Some of the concerns are more about the long term. A recent study by finance researchers Doron Israeli, Charles Lee and Suhas Sridharan found that being included in an ETF often makes an asset less liquid, and reduces the correlation between its price and its fundamental value. That implies that ETFs make the market more careless — just as securitization lulled lenders into ignoring the quality of individual mortgages, ETFs might be causing investors to ignore the fundamentals of individual assets. Other academics have focused on the ways passive investing might stifle industry competition.
But that still doesn’t tell us how ETFs might cause a financial crisis.
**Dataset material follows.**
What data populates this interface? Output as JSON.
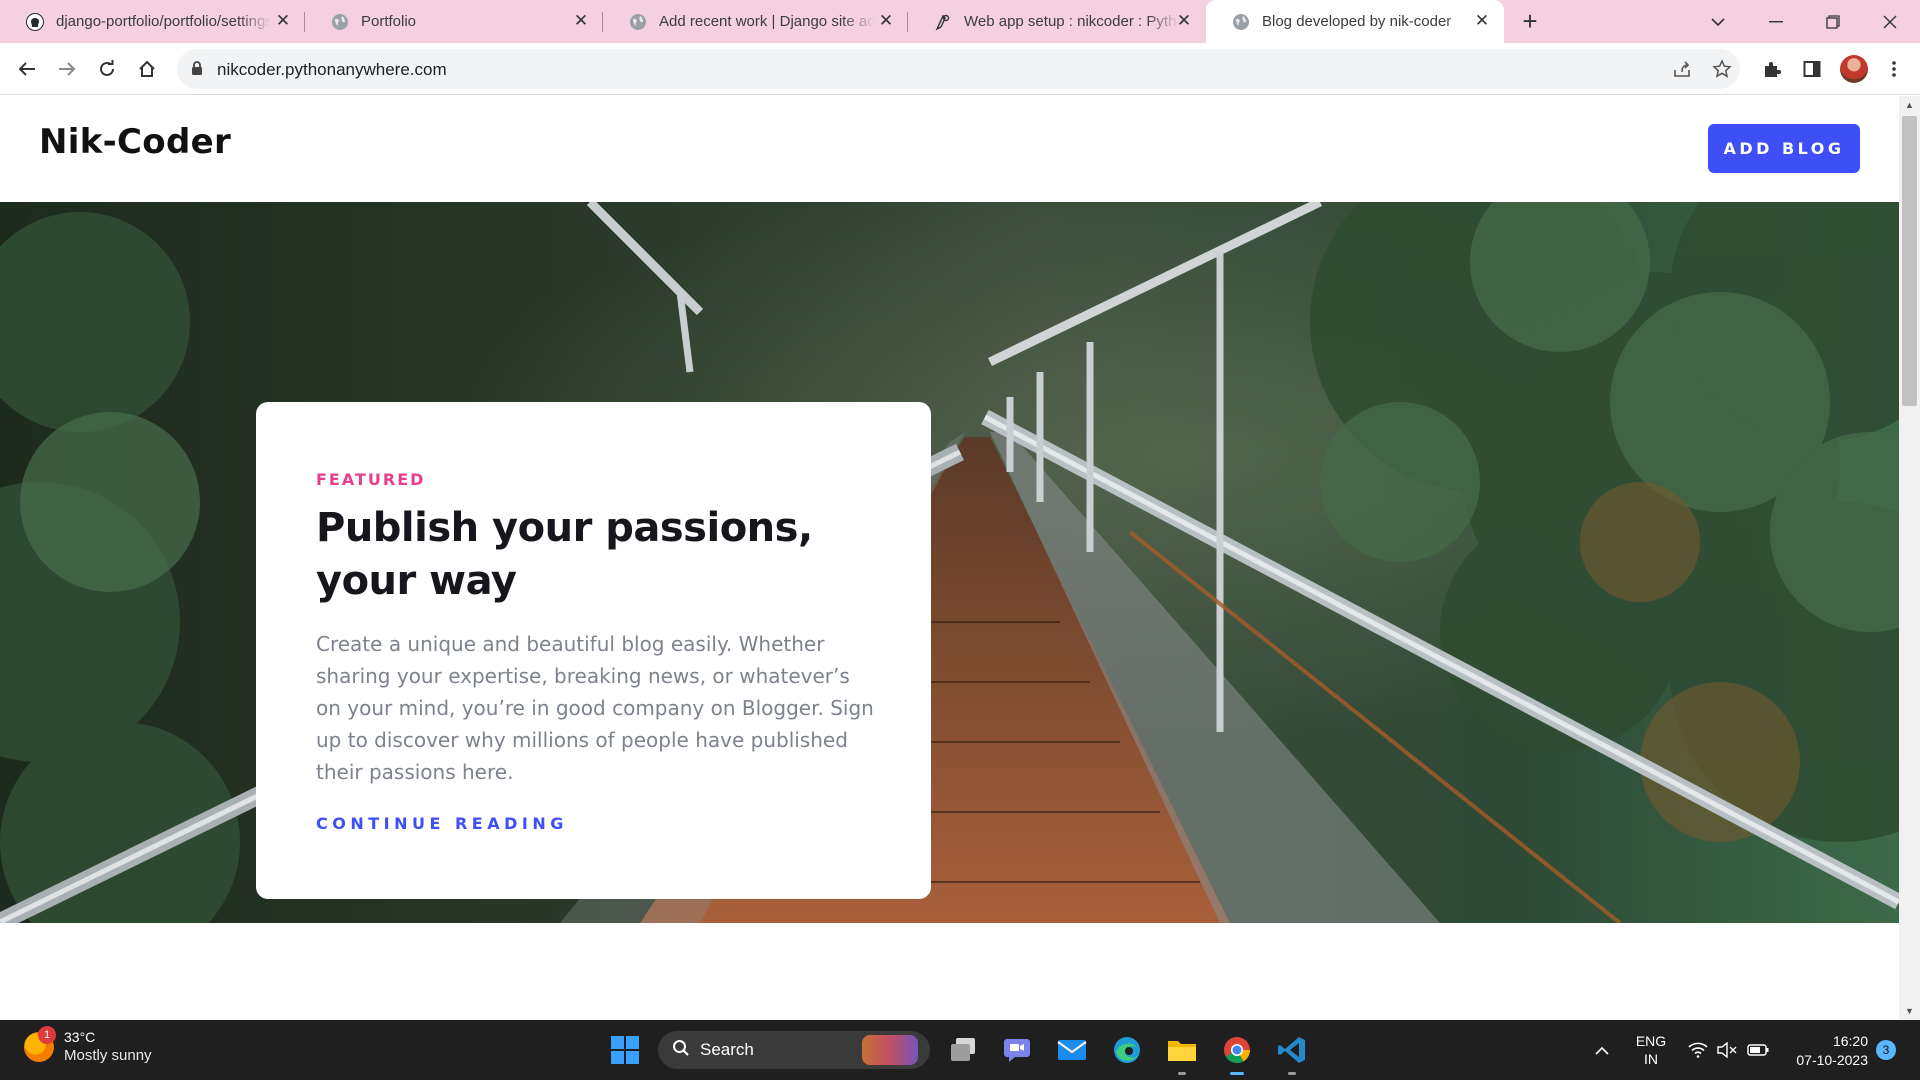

Some asset managers have called the funds “weapons of mass destruction,” but as my Bloomberg View colleague Barry Ritholtz notes, they haven’t yet made a convincing case.
That doesn’t mean there is no such case to be made. My own biggest worry about ETFs revolves around liquidity.
There is no single unified definition of liquidity. In general it means the ease with which you can trade an asset, but that depends on conditions in the market — mortgage-backed securities were plenty liquid before the crisis struck, but became incredibly illiquid once people started doubting the quality of their ingredients.
ETFs look very liquid, because as the name implies, you can trade them on exchanges. Take a thousand hard-to-trade bonds and pile them into an ETF, and you suddenly have one bond fund that the lowliest retail investor can buy and sell at will.
But what happens in a crisis? Suppose some bonds turn out to be a lot lower-quality than most investors believed. Without ETFs, those bonds would plunge in price, but other bonds would be fine. But now imagine that both the bad bonds and the good bonds are all bundled into ETFs. Now, when the bad bonds are discovered to be bad, investors who ignored the composition of their funds will suddenly wake up to the fact that they might contain toxic assets. Liquidity in the ETF market might suddenly dry up, as everyone tries to figure out which ETFs have lots of junk and which ones don’t.
With assets like stocks, this isn’t so much of a danger — when stocks go bust, everyone can see which ones are bad. But when the ingredients in an ETF are complex, highly heterogeneous assets, as is the case with many bonds and derivatives, one ETF might be fine while another is worthless, and yet investors may ignore the differences until it’s too late.
Another possibility, pointed out to me by a friend in asset management, is that some of the individual securities in an ETF might start to have their own liquidity problems. If banks or other big broker-dealers suddenly become unwilling to facilitate the trading of certain kinds of bonds, ETFs that include large amounts of those particular bonds might suddenly plunge in price. Investors now buying up ETF shares might not realize that danger, thus leading to general overpricing.
So the more bespoke and exotic markets ETFs expand into, the greater the worry that they could be involved in a 2008-style liquidity crunch. That could pose risks for key financial institutions that hold ETFs, and it could also spell danger for individual investors’ retirement savings.
A few people are already worrying about this possibility, which is good. The more we worry about financial innovations in advance, the less chance we’ll need a crisis to teach us the limits of those innovations.